Maybe she’s right I pondered, as I was stepping over a bloodstained sidewalk two blocks from City Hall this morning in front of Kamala’s alma matter UC Hastings. Gosh, I hardly noticed how safe we have it here in the land of plea bargain hunters. Gee, with an ongoing presence of illegal immigrant crack dealers controlling the very next corner with “Amnesty”, I guess I should thank everyone involved for keeping me safe. Maybe these thugs work for Kamala, whose apparently a “Hot Shot” according to organizers of her panel that was sponsored by Time magazine.
Mayor Gavin Newsom , another Democratic “Hot Shot” also appeared at the Denver breakfast, and is the host of a rock concert Wednesday night complete with VIP area that defines which acts one can see. While the general admission area includes bands like Silversun Pickups, DJ Z-Trip and Clap Your Hands And Say Yeah, a more exclusive intimate area features Ben Gibbard of Death Cab For Cutie, and actress Zooey Descanel of She & Him. One cannot just buy their way into the Unconventional “VIP Gallery” to catch Jenny Lewis of Rilo Kiley, you have to be “invited”. Sponsors of the Gavster’s Denver shindig saluting “Young Democrats” include Pacific Gas and Electric, so you’d probably have to be up to date on your electric bill before you can expect to be invited.
According to this post on the National Book Critics Circle blog, Oscar Villalon is stepping down as editor of the books section as of August 29th. Here’s an interview with him from two years ago. I don’t know the exact story yet, but as newspaper book sections all around the country are shrinking or disappearing, so I wouldn’t be surprised if this turned out to be another step towards eliminating the book section altogether.
Despite efforts by community and business figures to rally Oakland residents to ignore a recent rash of takeover-style restaurant robberies and come out to eat, bandits last night hit another Oakland restuarant, forcing customers and staff into a back room, robbing them, then cleaning out the register.
Oakland residents, horrified that the crime wave hit upscale neighborhoods, demonstrated last night on yuppified College Ave. with candles and flashlights.
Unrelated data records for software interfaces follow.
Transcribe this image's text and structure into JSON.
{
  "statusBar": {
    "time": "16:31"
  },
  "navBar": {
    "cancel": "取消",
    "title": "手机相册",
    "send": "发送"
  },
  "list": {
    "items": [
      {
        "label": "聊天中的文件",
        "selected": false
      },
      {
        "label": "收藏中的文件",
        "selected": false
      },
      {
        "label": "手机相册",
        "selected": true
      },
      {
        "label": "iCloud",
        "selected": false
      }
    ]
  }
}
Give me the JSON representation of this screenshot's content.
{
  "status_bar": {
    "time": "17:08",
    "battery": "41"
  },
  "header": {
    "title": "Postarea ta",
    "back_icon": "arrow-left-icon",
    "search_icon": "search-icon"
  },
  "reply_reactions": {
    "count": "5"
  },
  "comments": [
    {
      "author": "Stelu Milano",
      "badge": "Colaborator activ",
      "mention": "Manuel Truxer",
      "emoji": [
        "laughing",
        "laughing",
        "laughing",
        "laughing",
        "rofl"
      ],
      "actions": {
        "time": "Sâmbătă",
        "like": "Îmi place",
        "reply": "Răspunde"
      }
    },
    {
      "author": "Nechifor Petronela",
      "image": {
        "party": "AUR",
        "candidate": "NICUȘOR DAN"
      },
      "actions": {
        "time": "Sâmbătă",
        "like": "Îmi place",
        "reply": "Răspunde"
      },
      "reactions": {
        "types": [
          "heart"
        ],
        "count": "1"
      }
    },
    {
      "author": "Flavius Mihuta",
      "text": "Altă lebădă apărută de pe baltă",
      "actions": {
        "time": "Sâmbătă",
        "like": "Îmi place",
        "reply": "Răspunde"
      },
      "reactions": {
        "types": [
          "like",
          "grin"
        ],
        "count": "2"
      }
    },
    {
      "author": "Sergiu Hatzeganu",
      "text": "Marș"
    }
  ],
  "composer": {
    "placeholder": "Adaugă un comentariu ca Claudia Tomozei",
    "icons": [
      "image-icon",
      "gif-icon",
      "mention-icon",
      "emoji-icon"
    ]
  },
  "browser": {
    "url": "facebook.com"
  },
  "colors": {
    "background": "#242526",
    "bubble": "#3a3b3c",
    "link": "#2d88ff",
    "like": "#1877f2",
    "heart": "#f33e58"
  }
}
The robbery took place several blocks west, on less yuppified Shattuck Ave. See a map on the Chronicle’s website of the summer crime spree.
A federal appeals court has ruled that thousands of strip-searches of detainees at the San Francisco jail were illegal.
The decision applies to strip searches that were carried out from 2002 to 2004 under a policy that ended in January 2004 when a lower federal court declared the policy illegal.
The decision Friday by the 9th Circuit Court of Appeals said that “blanket strip searches” — now that’s confusing — “of (newly arrested inmates) regardless of severity of charge and without reasonable suspicion is unconstitutional.” Is a “blanket strip search” one that’s conducted under a blanket?
The ruling pertains to 28,000 incidents that took place from April 2002 to January 2004. Twenty-eight thousand! That’s a lot.